Alan Burger, president of B.C. Nature, wrote how bats in their nightly forages consume huge numbers of insects, including mosquitoes. A lactating female can eat up to 1,000 insects per night, he explained. “The benefits to the community are numerous. In fact, you might say that bats perform a valuable public service.

“Metro Vancouver staff clean the attic of guano (bat droppings) when the bats are not in residence. These staff are conscientious with regard to the condition of Burrvilla and state categorically that the droppings are not harming the house.”

Little brown bats are listed as an endangered species due to the threat of white-nose syndrome, a disease caused by an invasive and highly infectious fungus, which has added more importance to monitoring the colony.

Last fall at Deas Island Regional Park, the province announced that $40,000 would be directed to help combat white-nose syndrome. The pathogen first turned up in North America in 2006 and reportedly by 2012 was associated with at least five to seven million bat deaths.


Burrvilla was moved to nearby Deas Island Regional Park in 1982. - file


The Metro Vancouver parks committee received an update last year on the monitoring of the colony at Burrvilla, which included a capture-mark-recapture pilot study, which didn’t detect any signs of white-nose syndrome.

A report to the committee also noted that in 2016, acoustic monitors and ultrasonic microphones were set up to study bat foraging within the park, which found that six different species use the park and surrounding area as habitat, including the Mexican free-tailed bat, a new species emerging in B.C.

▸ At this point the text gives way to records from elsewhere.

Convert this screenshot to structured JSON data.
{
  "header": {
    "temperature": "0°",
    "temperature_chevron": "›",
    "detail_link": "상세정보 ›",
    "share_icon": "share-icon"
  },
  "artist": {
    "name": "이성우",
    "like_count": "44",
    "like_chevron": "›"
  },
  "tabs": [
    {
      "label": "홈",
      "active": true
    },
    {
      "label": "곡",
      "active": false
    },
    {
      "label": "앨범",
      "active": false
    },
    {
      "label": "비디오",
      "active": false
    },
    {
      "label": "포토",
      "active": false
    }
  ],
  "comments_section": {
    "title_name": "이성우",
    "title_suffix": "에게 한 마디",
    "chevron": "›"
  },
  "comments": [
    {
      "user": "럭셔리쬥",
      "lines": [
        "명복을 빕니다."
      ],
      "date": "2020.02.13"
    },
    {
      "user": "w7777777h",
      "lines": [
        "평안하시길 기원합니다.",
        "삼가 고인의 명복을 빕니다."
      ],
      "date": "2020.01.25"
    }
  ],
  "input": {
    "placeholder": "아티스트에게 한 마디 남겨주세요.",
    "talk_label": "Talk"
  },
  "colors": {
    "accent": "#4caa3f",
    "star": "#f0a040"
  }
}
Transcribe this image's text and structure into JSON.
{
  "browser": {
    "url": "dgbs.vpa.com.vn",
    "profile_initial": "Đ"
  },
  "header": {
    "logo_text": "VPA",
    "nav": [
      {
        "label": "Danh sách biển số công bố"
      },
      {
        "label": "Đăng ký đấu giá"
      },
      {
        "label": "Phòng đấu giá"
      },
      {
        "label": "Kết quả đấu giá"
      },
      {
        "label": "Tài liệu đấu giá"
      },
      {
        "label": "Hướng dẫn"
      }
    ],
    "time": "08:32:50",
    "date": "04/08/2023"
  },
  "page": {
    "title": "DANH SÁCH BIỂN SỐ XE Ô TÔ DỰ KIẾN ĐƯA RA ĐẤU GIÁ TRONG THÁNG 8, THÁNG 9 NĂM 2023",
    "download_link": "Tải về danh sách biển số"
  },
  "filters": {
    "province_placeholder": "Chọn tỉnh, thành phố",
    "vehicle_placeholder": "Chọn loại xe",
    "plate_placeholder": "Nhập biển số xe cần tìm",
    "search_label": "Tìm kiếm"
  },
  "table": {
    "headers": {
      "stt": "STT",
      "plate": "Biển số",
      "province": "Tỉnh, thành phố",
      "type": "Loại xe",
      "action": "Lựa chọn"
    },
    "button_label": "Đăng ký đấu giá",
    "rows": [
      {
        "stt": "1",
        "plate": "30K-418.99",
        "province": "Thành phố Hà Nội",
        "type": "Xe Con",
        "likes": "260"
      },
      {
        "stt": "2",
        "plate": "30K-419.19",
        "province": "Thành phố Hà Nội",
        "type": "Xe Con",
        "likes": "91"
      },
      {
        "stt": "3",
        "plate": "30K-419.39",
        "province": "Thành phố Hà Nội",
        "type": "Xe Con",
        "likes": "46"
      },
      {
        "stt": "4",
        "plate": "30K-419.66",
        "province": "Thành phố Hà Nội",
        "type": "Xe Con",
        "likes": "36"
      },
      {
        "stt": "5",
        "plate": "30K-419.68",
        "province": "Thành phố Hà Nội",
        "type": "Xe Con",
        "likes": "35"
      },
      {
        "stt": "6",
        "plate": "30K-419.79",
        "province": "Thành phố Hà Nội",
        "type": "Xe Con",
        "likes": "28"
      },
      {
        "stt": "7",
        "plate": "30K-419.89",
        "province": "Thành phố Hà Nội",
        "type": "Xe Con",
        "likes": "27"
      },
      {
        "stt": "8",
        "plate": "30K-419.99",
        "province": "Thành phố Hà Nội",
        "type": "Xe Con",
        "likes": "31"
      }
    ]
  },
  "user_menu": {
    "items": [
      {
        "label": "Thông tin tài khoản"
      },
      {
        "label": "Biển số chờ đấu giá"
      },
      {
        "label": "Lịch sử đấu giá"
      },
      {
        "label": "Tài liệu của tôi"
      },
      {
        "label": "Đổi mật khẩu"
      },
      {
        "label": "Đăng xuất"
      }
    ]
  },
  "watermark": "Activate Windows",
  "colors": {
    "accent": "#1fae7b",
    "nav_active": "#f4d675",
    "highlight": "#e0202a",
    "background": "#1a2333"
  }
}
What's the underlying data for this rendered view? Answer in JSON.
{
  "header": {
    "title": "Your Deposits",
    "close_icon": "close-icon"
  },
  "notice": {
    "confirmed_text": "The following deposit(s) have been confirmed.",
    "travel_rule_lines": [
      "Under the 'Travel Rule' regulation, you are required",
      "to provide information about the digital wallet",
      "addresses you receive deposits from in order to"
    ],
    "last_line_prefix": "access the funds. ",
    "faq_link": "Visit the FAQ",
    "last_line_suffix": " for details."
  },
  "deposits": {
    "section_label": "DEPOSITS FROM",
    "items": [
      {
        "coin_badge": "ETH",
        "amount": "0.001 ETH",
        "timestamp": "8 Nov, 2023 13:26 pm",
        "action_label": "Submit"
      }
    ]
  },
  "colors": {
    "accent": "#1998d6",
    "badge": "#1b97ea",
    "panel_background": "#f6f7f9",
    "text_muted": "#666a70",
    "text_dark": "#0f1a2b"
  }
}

“This data indicates Deas Island Regional Park is part of a broader habitat network that supports regional bat diversity,” the report states.